(Records provided)
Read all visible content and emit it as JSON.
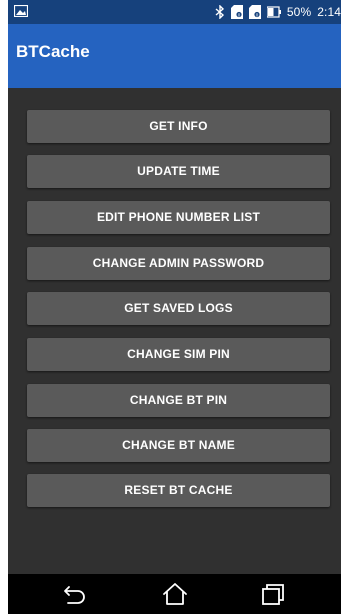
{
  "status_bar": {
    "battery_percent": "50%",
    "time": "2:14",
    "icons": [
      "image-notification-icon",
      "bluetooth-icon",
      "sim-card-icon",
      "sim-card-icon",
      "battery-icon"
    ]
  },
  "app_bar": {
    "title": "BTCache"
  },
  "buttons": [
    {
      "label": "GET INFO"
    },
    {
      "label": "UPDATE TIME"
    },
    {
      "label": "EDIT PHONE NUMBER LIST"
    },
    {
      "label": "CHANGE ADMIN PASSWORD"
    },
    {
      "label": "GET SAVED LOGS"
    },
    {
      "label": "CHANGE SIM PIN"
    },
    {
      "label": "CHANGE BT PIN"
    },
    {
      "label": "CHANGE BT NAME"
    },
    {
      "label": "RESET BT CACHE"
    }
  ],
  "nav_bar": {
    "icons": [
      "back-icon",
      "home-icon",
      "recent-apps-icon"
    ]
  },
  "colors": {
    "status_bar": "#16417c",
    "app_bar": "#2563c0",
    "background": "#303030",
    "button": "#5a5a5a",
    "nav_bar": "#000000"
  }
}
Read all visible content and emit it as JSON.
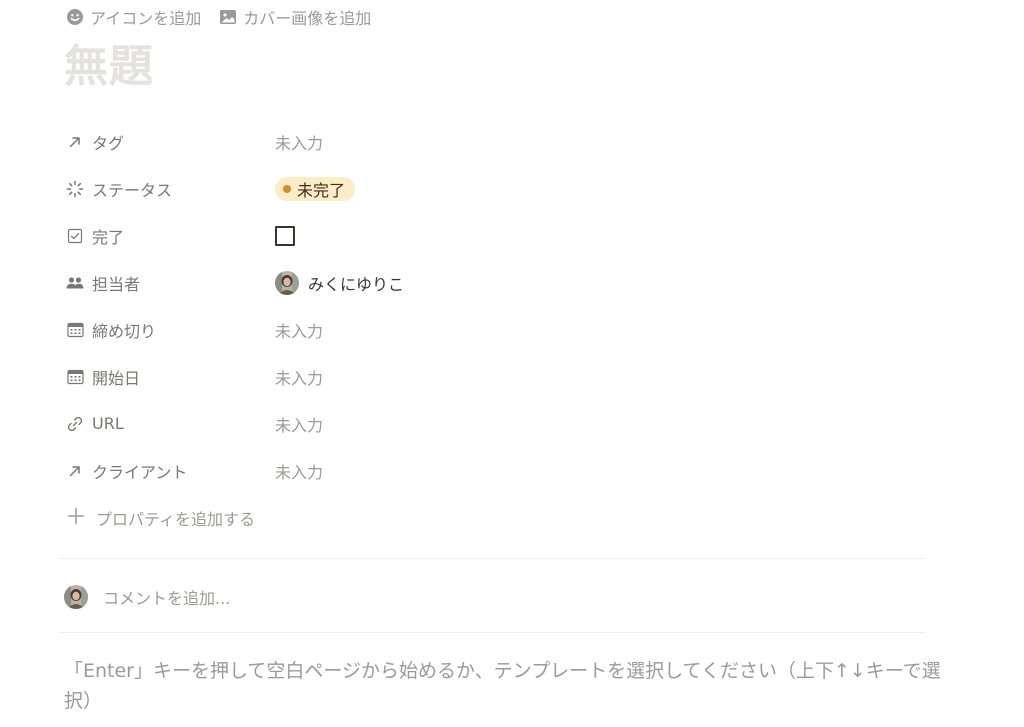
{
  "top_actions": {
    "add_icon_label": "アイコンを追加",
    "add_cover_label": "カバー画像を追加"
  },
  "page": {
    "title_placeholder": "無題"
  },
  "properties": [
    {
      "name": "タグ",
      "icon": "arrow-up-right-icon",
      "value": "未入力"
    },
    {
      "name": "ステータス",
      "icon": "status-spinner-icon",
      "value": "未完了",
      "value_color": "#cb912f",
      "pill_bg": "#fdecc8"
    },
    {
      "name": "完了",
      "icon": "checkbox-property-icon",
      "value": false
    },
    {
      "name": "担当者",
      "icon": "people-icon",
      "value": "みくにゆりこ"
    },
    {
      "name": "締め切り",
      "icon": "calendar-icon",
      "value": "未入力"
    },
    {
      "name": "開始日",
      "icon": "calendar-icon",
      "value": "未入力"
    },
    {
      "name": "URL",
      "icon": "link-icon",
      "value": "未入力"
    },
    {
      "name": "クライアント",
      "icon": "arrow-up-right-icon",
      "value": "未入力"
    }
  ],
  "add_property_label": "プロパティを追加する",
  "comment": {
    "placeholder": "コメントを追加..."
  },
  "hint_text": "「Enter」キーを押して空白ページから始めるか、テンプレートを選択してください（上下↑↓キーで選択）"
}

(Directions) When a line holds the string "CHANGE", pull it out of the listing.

(Written reply)
      "label": "CHANGE ADMIN PASSWORD"
      "label": "CHANGE SIM PIN"
      "label": "CHANGE BT PIN"
      "label": "CHANGE BT NAME"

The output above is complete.